> _Material to process_:
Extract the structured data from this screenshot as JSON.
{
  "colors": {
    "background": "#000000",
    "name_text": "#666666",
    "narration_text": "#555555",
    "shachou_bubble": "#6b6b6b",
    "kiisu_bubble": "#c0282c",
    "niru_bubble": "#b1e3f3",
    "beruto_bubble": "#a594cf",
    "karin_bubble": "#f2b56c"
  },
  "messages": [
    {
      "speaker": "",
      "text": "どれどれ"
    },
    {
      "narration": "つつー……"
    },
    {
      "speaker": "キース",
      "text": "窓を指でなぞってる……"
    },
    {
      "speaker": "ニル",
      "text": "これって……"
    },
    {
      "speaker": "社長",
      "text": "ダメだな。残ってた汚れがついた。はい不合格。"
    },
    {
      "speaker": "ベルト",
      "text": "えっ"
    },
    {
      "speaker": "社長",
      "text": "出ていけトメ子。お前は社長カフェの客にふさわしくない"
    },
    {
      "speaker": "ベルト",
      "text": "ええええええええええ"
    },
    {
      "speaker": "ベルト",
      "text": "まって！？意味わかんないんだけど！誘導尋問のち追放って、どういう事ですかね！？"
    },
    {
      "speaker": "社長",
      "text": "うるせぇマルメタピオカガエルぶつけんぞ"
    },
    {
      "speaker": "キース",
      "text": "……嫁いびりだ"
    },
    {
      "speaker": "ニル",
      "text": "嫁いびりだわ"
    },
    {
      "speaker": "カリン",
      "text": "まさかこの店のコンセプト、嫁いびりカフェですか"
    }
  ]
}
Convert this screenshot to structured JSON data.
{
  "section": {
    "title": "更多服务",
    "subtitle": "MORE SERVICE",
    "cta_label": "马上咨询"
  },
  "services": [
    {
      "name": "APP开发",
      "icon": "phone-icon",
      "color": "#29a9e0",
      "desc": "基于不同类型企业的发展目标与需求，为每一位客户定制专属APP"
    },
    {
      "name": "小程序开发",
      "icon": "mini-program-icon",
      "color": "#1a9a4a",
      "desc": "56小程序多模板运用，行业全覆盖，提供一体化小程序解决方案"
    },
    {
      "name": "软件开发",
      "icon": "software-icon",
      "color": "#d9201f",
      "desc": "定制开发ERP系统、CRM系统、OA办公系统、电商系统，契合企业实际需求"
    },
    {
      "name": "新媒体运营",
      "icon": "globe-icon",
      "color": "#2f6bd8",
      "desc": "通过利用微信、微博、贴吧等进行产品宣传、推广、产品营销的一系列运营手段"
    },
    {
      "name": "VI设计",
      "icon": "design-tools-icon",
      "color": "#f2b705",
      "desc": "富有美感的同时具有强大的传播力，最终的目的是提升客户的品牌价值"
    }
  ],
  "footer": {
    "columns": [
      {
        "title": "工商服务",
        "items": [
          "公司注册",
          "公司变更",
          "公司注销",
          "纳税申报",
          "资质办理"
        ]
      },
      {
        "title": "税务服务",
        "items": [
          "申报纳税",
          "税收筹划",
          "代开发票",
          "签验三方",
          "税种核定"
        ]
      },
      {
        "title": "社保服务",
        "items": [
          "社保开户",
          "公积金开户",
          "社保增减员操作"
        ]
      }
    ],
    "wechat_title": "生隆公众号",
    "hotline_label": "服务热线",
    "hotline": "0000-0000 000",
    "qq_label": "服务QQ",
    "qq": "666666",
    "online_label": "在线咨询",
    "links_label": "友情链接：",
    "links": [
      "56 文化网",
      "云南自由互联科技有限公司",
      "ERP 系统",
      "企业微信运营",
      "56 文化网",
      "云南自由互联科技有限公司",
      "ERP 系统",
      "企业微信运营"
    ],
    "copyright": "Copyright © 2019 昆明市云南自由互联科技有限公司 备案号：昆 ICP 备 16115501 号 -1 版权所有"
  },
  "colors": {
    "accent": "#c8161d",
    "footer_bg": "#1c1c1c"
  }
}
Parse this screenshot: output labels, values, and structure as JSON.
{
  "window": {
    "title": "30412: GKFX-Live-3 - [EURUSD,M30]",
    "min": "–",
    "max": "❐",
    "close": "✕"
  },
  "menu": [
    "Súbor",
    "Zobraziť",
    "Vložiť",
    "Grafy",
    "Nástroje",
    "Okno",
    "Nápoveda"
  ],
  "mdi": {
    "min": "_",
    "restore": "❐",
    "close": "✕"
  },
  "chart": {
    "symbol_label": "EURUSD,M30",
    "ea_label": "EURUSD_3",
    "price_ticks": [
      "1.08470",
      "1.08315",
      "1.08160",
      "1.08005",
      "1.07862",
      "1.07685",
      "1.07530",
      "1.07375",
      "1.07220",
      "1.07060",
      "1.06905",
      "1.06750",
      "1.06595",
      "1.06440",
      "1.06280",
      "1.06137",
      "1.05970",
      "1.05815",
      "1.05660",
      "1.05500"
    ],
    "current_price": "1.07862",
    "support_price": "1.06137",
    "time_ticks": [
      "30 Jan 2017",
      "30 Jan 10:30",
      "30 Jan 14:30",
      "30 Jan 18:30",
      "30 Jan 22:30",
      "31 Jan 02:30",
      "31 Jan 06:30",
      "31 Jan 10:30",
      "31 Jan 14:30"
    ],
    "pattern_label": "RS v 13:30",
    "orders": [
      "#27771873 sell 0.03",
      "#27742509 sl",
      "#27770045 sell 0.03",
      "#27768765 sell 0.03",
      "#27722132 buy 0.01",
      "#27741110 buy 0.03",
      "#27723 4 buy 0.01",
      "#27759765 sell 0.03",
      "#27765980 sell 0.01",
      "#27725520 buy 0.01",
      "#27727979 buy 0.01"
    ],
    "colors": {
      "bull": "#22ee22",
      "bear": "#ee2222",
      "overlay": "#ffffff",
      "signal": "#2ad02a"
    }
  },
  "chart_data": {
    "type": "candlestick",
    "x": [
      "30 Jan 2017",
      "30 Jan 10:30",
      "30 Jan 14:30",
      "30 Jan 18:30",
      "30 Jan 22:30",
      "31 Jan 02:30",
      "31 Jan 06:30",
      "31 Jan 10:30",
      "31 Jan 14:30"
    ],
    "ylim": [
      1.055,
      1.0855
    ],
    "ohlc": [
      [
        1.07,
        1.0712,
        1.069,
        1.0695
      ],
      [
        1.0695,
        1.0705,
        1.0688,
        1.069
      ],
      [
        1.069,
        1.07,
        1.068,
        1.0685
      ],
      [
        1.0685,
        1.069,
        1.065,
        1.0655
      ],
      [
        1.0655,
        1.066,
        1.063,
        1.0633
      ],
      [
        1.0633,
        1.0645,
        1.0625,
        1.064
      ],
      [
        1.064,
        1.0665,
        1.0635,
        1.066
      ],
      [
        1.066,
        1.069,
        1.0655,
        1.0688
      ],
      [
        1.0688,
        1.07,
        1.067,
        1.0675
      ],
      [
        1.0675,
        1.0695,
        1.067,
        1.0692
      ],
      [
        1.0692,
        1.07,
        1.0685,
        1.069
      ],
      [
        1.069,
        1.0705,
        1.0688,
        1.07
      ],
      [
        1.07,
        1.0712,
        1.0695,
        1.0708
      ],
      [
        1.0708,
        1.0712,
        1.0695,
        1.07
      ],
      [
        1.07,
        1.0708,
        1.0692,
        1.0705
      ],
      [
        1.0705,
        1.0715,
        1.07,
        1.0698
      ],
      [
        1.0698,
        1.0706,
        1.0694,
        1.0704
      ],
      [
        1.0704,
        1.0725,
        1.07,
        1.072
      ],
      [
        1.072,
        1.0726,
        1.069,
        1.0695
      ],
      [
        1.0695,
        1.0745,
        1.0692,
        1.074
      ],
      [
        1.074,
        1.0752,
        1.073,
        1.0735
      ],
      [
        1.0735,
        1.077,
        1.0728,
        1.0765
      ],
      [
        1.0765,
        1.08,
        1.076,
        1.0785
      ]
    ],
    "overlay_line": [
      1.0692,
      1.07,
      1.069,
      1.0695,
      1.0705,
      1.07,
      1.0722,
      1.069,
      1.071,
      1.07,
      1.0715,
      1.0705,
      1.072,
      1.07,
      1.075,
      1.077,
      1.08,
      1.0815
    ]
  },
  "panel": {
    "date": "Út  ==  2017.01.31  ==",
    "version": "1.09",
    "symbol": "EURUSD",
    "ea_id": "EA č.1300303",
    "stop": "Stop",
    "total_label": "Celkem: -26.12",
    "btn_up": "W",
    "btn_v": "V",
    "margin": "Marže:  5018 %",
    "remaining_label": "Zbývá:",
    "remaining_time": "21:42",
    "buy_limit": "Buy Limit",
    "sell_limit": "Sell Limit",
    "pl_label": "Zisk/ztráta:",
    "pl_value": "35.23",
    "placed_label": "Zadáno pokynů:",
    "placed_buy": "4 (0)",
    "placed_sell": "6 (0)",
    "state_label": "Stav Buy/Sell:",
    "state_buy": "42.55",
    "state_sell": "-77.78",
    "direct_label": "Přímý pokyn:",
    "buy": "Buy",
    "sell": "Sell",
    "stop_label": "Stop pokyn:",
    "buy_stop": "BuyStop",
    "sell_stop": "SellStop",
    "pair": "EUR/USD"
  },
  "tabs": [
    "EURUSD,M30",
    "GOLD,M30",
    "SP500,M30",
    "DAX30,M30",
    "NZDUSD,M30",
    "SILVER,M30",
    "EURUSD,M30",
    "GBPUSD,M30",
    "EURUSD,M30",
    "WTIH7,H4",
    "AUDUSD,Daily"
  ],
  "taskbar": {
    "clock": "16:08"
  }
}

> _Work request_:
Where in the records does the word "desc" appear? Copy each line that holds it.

> _Written solution_:
      "desc": "基于不同类型企业的发展目标与需求，为每一位客户定制专属APP"
      "desc": "56小程序多模板运用，行业全覆盖，提供一体化小程序解决方案"
      "desc": "定制开发ERP系统、CRM系统、OA办公系统、电商系统，契合企业实际需求"
      "desc": "通过利用微信、微博、贴吧等进行产品宣传、推广、产品营销的一系列运营手段"
      "desc": "富有美感的同时具有强大的传播力，最终的目的是提升客户的品牌价值"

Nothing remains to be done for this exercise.